[Opening DATASET RECORDS section]

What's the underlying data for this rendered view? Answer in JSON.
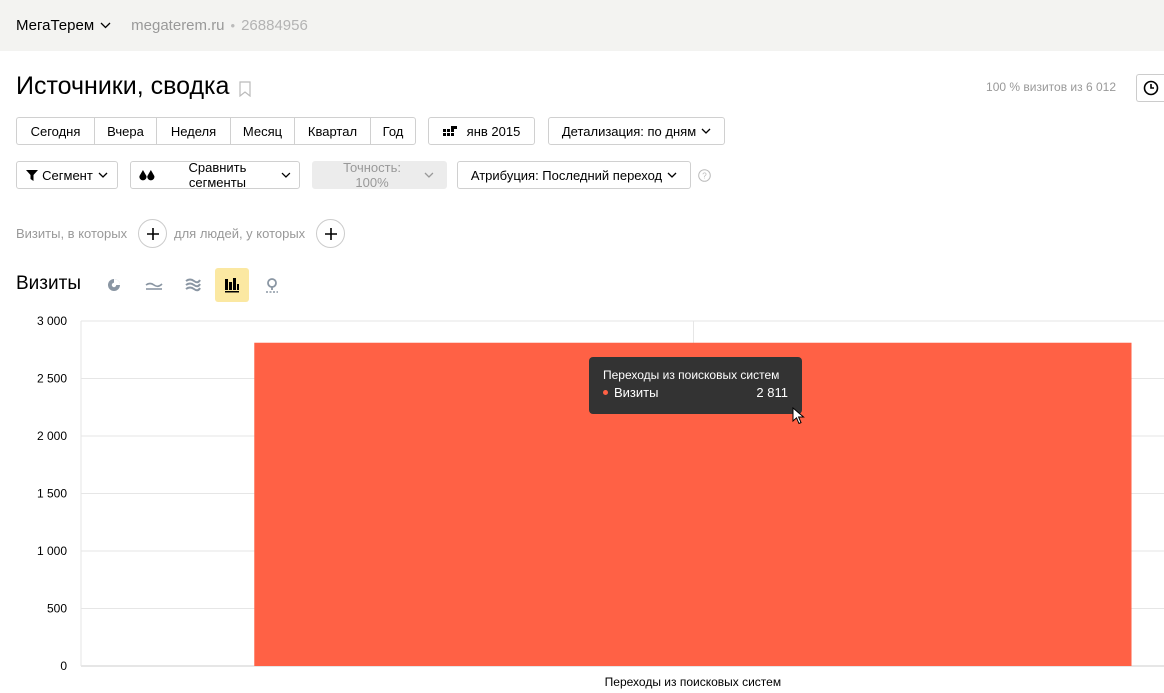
{
  "topbar": {
    "site_name": "МегаТерем",
    "site_url": "megaterem.ru",
    "separator": "•",
    "counter_id": "26884956"
  },
  "page": {
    "title": "Источники, сводка",
    "visits_share": "100 % визитов из 6 012"
  },
  "periods": [
    "Сегодня",
    "Вчера",
    "Неделя",
    "Месяц",
    "Квартал",
    "Год"
  ],
  "date_range": "янв 2015",
  "detail": "Детализация: по дням",
  "segment_label": "Сегмент",
  "compare_label": "Сравнить сегменты",
  "accuracy_label": "Точность: 100%",
  "attribution_label": "Атрибуция: Последний переход",
  "filters": {
    "visits_where": "Визиты, в которых",
    "people_where": "для людей, у которых"
  },
  "chart_section": {
    "title": "Визиты",
    "view_icons": [
      "pie-chart-icon",
      "line-chart-icon",
      "area-chart-icon",
      "bar-chart-icon",
      "map-icon"
    ],
    "active_view": "bar-chart-icon"
  },
  "colors": {
    "bar": "#ff6145",
    "active_view_bg": "#fbe8a2",
    "tooltip_bg": "#333333"
  },
  "chart_data": {
    "type": "bar",
    "categories": [
      "Переходы из поисковых систем"
    ],
    "series": [
      {
        "name": "Визиты",
        "values": [
          2811
        ]
      }
    ],
    "ylim": [
      0,
      3000
    ],
    "yticks": [
      0,
      500,
      1000,
      1500,
      2000,
      2500,
      3000
    ],
    "ytick_labels": [
      "0",
      "500",
      "1 000",
      "1 500",
      "2 000",
      "2 500",
      "3 000"
    ],
    "grid": true
  },
  "tooltip": {
    "title": "Переходы из поисковых систем",
    "series_name": "Визиты",
    "value": "2 811"
  }
}
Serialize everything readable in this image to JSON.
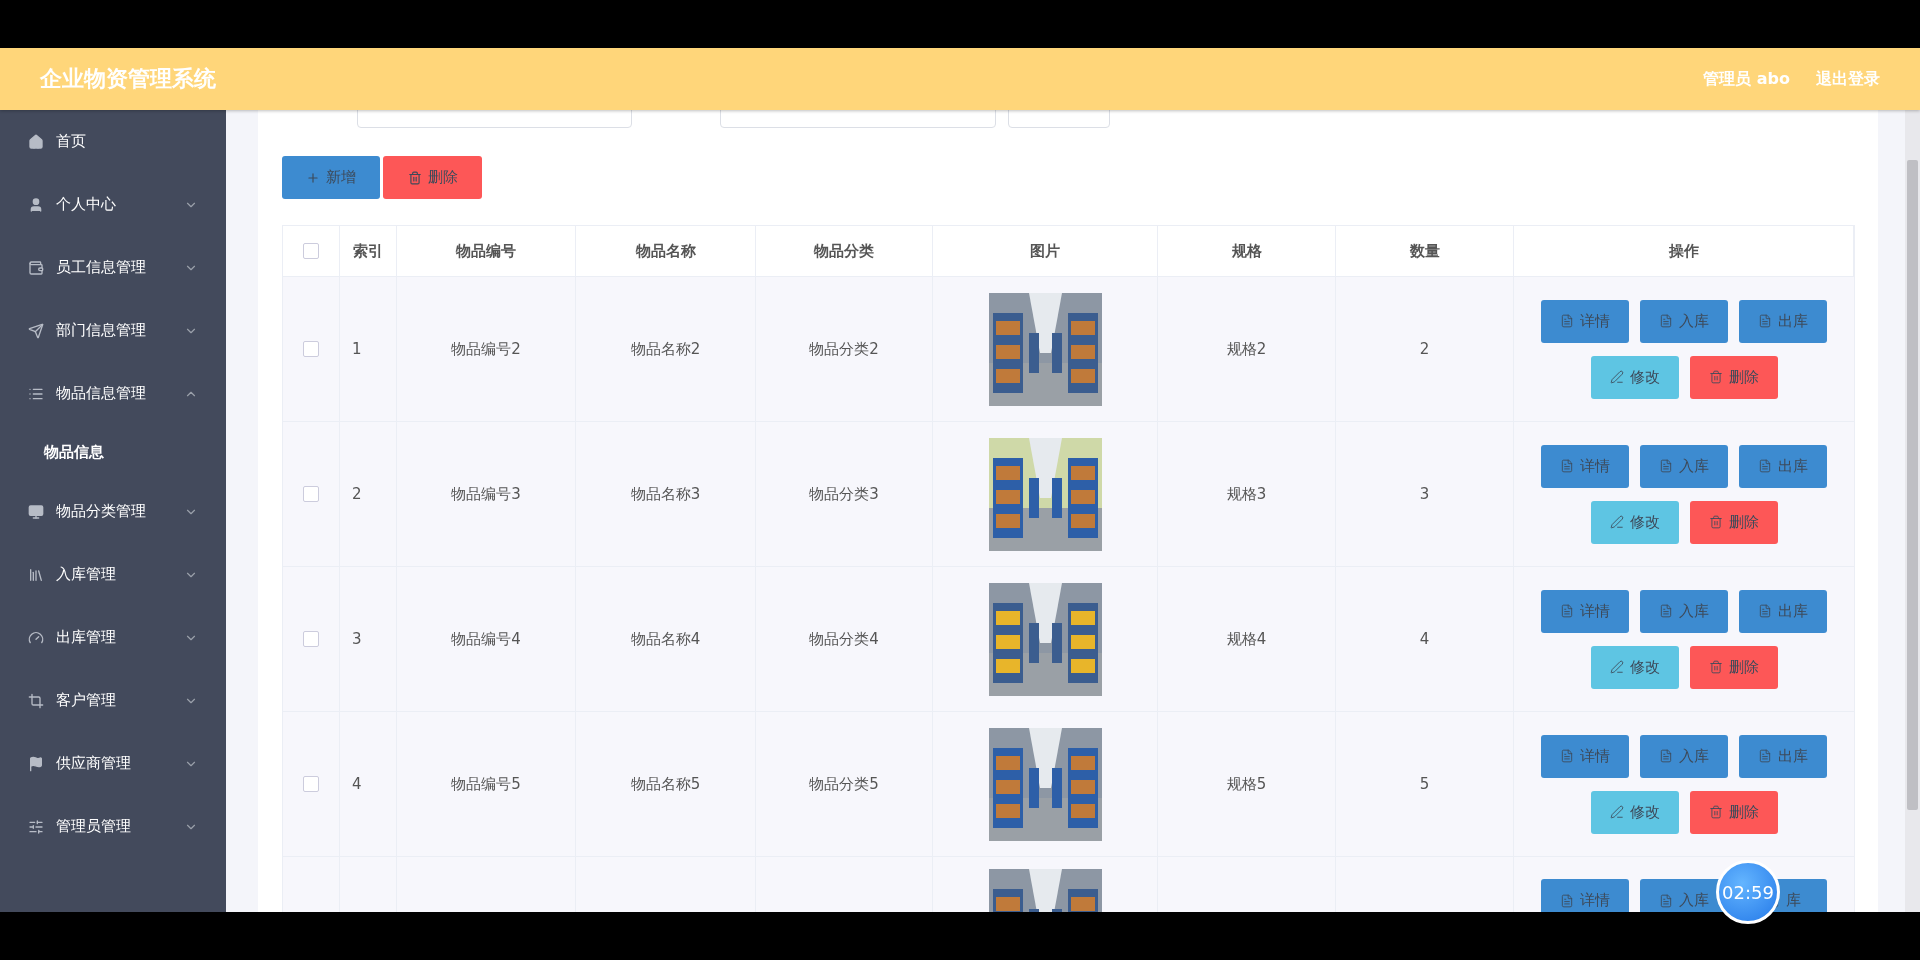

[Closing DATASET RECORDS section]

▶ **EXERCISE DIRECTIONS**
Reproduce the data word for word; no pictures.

▶ **SOLUTION FOR THIS PROBLEM**
What's the underlying data for this rendered view? Answer in JSON.
{
  "topbar": {
    "site_name": "МегаТерем",
    "site_url": "megaterem.ru",
    "separator": "•",
    "counter_id": "26884956"
  },
  "page": {
    "title": "Источники, сводка",
    "visits_share": "100 % визитов из 6 012"
  },
  "periods": [
    "Сегодня",
    "Вчера",
    "Неделя",
    "Месяц",
    "Квартал",
    "Год"
  ],
  "date_range": "янв 2015",
  "detail": "Детализация: по дням",
  "segment_label": "Сегмент",
  "compare_label": "Сравнить сегменты",
  "accuracy_label": "Точность: 100%",
  "attribution_label": "Атрибуция: Последний переход",
  "filters": {
    "visits_where": "Визиты, в которых",
    "people_where": "для людей, у которых"
  },
  "chart_section": {
    "title": "Визиты",
    "view_icons": [
      "pie-chart-icon",
      "line-chart-icon",
      "area-chart-icon",
      "bar-chart-icon",
      "map-icon"
    ],
    "active_view": "bar-chart-icon"
  },
  "colors": {
    "bar": "#ff6145",
    "active_view_bg": "#fbe8a2",
    "tooltip_bg": "#333333"
  },
  "chart_data": {
    "type": "bar",
    "categories": [
      "Переходы из поисковых систем"
    ],
    "series": [
      {
        "name": "Визиты",
        "values": [
          2811
        ]
      }
    ],
    "ylim": [
      0,
      3000
    ],
    "yticks": [
      0,
      500,
      1000,
      1500,
      2000,
      2500,
      3000
    ],
    "ytick_labels": [
      "0",
      "500",
      "1 000",
      "1 500",
      "2 000",
      "2 500",
      "3 000"
    ],
    "grid": true
  },
  "tooltip": {
    "title": "Переходы из поисковых систем",
    "series_name": "Визиты",
    "value": "2 811"
  }
}
Serialize everything readable in this image to JSON.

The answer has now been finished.